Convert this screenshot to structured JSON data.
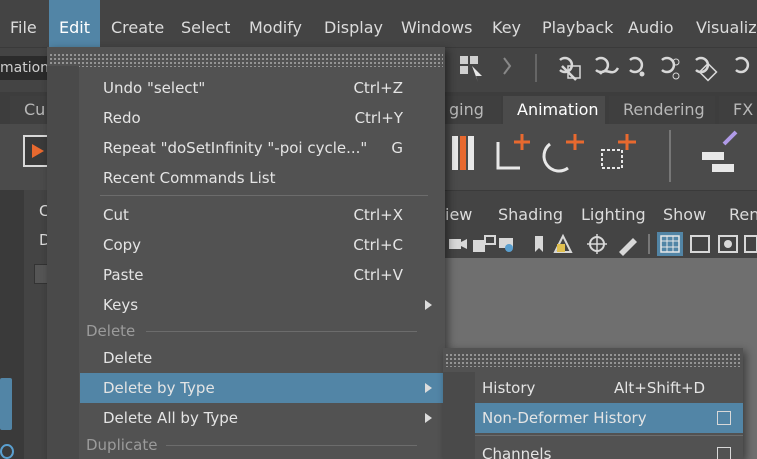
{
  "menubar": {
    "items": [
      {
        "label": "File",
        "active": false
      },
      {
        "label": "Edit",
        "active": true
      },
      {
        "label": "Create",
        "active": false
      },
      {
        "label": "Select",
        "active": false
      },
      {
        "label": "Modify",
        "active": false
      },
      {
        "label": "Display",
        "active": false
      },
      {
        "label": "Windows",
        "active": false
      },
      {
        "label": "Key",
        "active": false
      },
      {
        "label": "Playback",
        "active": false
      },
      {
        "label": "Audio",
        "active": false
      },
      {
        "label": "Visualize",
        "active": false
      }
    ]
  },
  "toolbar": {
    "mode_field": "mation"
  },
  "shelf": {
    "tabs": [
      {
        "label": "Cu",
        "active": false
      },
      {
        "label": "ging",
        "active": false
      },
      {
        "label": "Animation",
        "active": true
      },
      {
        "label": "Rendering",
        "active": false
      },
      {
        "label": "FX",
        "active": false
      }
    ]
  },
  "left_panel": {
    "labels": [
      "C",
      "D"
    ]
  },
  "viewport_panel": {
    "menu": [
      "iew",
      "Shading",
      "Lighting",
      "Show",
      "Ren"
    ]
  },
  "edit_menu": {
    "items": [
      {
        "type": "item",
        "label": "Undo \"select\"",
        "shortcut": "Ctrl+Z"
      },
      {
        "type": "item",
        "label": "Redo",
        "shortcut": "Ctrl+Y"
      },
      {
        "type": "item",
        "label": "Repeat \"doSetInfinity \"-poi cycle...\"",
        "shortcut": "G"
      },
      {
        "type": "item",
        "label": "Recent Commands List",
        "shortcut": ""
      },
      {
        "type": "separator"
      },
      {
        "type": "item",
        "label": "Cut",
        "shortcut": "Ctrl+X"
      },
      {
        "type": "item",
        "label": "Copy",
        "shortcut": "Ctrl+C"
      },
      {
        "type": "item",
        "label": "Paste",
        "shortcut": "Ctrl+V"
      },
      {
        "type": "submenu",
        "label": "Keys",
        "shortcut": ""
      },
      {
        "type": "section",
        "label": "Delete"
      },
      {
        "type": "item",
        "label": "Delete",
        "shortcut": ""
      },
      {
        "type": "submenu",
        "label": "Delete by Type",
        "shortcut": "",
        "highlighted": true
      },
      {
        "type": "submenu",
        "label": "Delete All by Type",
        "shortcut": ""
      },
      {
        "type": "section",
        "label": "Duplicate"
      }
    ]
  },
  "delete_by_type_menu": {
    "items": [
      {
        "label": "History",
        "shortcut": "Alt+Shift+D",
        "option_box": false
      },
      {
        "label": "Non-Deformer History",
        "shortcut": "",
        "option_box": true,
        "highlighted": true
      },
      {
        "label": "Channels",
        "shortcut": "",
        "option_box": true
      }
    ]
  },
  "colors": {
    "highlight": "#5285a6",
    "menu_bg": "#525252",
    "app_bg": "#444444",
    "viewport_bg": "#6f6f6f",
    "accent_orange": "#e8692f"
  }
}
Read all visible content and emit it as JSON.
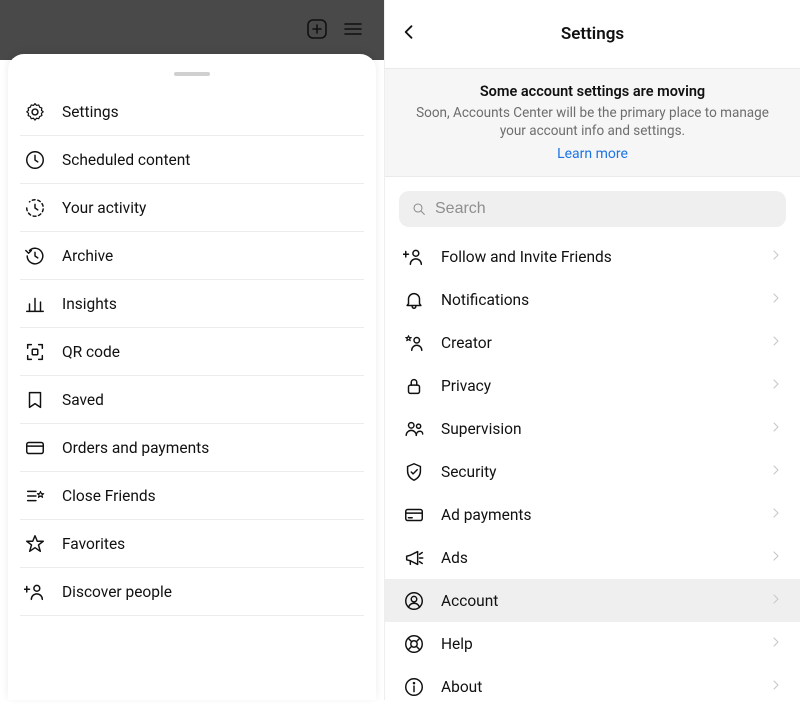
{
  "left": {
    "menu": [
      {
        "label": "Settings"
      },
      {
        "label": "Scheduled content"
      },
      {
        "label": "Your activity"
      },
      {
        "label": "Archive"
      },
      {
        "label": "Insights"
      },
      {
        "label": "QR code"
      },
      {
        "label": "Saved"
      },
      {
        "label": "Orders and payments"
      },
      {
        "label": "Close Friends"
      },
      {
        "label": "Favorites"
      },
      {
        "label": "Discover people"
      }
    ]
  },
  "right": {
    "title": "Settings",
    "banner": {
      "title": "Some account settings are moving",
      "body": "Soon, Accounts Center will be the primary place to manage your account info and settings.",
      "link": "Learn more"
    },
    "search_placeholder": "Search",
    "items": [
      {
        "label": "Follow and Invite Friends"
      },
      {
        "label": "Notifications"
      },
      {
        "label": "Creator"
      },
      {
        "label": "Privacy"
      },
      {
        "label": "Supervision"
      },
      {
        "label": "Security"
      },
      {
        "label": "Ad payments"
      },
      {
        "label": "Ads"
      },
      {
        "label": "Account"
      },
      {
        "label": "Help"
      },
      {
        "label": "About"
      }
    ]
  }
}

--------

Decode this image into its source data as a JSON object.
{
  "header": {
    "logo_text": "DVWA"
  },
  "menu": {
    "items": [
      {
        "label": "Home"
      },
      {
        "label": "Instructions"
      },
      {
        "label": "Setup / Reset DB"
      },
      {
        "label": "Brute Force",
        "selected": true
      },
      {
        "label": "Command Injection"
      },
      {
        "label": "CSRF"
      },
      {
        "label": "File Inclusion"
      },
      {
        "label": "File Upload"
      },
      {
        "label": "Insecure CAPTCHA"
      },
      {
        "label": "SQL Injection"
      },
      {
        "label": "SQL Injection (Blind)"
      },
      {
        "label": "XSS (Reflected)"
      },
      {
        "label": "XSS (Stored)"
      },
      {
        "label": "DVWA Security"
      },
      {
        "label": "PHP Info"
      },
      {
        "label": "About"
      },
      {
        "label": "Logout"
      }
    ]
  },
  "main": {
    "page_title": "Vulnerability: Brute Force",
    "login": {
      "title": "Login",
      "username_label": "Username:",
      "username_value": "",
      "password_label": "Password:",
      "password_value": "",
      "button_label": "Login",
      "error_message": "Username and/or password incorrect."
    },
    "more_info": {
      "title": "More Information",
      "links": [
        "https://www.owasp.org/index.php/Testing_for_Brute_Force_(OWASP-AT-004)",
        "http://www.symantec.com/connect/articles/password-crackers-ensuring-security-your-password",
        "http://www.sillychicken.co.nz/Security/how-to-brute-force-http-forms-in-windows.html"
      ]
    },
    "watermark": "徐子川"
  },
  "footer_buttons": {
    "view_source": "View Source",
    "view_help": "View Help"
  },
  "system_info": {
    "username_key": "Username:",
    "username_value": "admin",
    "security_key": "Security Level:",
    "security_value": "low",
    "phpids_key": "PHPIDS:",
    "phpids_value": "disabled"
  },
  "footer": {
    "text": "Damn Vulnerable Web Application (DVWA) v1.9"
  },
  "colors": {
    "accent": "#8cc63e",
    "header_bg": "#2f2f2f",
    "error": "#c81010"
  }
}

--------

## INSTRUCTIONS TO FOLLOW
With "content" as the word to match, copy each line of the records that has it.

## SOLUTION FOR THIS PROBLEM
Read all visible content and emit it as JSON.
        "label": "Scheduled content"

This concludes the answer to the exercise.